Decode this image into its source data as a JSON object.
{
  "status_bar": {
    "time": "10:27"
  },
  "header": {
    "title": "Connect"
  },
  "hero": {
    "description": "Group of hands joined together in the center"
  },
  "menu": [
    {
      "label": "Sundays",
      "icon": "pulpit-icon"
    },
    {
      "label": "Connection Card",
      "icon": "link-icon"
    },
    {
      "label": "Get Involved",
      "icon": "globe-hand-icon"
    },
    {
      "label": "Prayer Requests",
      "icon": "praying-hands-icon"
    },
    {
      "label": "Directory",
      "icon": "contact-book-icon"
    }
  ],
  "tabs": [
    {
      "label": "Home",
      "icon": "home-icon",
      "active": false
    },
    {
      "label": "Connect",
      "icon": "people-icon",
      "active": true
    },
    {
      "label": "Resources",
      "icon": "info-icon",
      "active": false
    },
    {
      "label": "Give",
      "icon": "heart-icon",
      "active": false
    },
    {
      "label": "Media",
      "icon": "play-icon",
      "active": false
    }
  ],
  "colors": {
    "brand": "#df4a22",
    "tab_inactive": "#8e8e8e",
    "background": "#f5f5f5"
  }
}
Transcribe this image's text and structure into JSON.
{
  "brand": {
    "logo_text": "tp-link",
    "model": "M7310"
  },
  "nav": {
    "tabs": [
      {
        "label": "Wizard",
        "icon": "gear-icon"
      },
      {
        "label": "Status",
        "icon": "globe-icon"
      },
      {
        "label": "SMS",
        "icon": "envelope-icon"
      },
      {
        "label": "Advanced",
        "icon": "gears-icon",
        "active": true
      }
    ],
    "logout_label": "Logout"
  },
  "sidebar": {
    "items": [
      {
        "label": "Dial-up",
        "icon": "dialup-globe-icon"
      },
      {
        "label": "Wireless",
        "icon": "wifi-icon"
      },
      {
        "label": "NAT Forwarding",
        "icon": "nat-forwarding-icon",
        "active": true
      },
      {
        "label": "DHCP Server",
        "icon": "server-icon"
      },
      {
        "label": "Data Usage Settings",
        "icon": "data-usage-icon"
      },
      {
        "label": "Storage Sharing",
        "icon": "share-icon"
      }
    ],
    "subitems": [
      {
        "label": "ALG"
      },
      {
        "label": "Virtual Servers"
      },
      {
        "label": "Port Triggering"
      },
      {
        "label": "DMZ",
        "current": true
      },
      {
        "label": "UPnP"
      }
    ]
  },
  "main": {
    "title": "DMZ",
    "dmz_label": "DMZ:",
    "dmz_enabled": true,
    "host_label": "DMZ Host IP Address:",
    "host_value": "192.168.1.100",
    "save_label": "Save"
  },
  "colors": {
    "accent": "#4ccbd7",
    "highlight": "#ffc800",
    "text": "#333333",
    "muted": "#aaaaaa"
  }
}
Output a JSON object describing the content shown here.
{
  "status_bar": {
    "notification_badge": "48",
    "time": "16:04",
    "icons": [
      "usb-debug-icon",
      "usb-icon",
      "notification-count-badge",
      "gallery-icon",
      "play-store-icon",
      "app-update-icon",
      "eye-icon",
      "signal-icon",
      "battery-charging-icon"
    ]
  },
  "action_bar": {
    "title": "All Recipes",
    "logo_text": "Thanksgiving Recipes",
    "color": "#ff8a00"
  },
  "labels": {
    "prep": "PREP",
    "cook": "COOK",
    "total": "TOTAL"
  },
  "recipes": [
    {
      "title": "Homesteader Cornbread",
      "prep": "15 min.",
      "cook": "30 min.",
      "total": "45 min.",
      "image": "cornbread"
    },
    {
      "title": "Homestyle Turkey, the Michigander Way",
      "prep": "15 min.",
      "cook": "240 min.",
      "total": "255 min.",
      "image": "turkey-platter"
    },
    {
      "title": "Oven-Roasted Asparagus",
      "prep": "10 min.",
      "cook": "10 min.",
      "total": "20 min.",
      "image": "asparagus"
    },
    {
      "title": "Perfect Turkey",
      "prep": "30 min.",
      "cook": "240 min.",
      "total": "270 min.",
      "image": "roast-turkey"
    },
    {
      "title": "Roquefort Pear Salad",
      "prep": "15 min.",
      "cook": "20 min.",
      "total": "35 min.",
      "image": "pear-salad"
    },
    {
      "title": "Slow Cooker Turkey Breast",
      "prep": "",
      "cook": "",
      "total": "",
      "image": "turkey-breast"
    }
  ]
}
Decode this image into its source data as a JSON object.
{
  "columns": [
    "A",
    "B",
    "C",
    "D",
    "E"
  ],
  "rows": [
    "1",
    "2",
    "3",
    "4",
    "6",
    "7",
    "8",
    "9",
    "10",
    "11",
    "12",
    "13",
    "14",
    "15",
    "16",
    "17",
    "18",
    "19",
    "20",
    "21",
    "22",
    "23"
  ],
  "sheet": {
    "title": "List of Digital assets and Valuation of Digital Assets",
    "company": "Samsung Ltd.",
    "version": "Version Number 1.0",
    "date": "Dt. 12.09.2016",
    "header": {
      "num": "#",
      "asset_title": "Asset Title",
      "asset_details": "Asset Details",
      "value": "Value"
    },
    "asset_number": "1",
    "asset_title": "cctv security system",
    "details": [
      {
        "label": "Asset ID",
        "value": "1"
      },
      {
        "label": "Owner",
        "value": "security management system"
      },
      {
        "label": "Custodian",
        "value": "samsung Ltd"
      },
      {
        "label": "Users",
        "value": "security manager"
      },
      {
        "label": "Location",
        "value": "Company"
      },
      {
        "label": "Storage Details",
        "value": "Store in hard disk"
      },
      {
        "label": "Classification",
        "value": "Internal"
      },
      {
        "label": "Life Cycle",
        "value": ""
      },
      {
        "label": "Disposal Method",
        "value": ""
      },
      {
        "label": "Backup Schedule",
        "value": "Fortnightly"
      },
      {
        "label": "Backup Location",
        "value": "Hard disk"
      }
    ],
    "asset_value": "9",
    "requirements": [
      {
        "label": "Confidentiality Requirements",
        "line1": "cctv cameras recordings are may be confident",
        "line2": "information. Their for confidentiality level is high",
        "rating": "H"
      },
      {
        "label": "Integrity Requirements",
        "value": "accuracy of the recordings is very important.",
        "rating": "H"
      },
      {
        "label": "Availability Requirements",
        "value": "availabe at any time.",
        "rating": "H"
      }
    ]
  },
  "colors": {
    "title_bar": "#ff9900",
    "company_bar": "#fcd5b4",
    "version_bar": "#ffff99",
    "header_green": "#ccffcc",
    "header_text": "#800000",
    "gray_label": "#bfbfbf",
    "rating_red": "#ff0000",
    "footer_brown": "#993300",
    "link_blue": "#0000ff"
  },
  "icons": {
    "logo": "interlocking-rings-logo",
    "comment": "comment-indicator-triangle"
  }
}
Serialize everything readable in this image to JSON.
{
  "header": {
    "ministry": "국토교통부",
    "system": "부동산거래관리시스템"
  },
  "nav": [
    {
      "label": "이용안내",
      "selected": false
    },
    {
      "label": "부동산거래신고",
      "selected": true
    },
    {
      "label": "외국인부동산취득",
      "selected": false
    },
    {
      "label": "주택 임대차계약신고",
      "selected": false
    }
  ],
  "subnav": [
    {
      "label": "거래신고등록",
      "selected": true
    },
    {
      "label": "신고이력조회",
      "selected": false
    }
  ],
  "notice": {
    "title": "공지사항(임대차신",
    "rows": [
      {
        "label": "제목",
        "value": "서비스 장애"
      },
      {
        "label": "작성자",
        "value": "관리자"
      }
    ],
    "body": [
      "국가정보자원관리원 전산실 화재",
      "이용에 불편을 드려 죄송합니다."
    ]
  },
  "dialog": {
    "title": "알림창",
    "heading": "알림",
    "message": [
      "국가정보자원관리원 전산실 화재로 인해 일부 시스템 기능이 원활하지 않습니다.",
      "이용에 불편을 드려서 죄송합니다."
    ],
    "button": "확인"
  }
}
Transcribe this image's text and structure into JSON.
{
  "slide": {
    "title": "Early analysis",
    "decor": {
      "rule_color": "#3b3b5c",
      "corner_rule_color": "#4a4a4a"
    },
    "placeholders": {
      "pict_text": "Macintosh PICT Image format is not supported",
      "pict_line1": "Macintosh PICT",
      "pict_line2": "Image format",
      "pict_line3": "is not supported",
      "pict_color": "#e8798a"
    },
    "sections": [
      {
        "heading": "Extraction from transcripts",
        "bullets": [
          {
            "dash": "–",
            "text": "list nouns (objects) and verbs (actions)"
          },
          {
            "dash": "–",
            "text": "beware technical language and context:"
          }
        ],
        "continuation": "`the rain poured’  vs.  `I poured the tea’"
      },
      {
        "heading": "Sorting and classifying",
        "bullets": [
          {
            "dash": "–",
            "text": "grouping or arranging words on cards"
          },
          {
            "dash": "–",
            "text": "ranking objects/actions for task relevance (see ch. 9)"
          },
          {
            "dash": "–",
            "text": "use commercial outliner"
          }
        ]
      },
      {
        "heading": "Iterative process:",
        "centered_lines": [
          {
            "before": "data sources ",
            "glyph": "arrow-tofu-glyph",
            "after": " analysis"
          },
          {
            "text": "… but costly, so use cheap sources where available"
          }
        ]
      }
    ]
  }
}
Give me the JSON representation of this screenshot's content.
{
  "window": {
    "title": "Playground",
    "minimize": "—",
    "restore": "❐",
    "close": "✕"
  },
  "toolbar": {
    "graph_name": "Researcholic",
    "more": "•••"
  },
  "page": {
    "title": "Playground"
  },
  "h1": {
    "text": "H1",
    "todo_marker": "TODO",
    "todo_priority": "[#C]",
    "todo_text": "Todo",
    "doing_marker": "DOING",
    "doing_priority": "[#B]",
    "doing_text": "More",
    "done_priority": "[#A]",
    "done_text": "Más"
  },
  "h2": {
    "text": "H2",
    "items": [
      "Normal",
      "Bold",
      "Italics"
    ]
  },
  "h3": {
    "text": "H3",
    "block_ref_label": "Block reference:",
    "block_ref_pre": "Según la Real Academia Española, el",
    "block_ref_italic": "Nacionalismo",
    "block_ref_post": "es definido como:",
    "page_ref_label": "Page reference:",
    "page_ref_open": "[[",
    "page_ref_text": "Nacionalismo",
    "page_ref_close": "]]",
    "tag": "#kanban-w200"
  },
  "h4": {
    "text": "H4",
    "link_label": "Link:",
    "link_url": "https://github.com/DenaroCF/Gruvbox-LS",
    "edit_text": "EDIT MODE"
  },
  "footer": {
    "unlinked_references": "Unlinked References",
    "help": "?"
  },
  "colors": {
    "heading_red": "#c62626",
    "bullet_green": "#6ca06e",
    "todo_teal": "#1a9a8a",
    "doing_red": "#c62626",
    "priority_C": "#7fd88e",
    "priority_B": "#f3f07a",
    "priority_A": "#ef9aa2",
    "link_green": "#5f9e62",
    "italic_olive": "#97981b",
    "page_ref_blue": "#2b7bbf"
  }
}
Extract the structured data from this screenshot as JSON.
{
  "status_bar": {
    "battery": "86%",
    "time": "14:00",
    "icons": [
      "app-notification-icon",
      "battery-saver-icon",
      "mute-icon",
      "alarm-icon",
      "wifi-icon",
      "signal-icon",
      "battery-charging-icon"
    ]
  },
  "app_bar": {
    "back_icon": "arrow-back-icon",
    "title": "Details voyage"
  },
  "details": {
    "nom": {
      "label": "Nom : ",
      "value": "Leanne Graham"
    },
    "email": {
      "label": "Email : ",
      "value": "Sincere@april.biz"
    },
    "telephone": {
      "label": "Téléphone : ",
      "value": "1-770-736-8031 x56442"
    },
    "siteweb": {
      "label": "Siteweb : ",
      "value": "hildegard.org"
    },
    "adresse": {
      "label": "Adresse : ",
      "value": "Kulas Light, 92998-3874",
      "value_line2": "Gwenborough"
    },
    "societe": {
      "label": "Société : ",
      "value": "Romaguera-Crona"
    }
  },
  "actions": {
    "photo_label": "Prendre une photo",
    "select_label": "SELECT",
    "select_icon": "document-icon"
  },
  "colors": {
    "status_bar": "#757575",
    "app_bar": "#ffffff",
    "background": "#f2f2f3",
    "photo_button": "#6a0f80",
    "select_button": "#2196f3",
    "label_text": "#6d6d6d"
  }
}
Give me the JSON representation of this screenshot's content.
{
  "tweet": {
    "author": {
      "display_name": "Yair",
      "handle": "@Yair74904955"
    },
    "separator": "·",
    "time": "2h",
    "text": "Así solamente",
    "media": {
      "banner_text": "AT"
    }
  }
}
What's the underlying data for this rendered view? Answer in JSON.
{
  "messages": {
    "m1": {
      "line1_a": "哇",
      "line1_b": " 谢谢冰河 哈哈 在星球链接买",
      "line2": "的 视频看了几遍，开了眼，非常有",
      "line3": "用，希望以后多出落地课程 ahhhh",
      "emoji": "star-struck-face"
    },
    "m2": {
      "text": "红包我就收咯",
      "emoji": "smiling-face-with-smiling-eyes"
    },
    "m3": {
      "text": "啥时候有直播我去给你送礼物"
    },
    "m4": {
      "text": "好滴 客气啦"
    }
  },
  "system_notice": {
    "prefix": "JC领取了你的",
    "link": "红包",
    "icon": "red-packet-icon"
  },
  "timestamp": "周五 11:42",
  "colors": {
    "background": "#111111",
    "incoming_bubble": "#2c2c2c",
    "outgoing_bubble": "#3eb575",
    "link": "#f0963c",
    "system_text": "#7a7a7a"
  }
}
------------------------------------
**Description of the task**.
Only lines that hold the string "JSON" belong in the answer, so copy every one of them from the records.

**Task solution**.
Decode this image into its source data as a JSON object.
Transcribe this image's text and structure into JSON.
Output a JSON object describing the content shown here.
Decode this image into its source data as a JSON object.
Serialize everything readable in this image to JSON.
Transcribe this image's text and structure into JSON.
Give me the JSON representation of this screenshot's content.
Extract the structured data from this screenshot as JSON.
Give me the JSON representation of this screenshot's content.
What's the underlying data for this rendered view? Answer in JSON.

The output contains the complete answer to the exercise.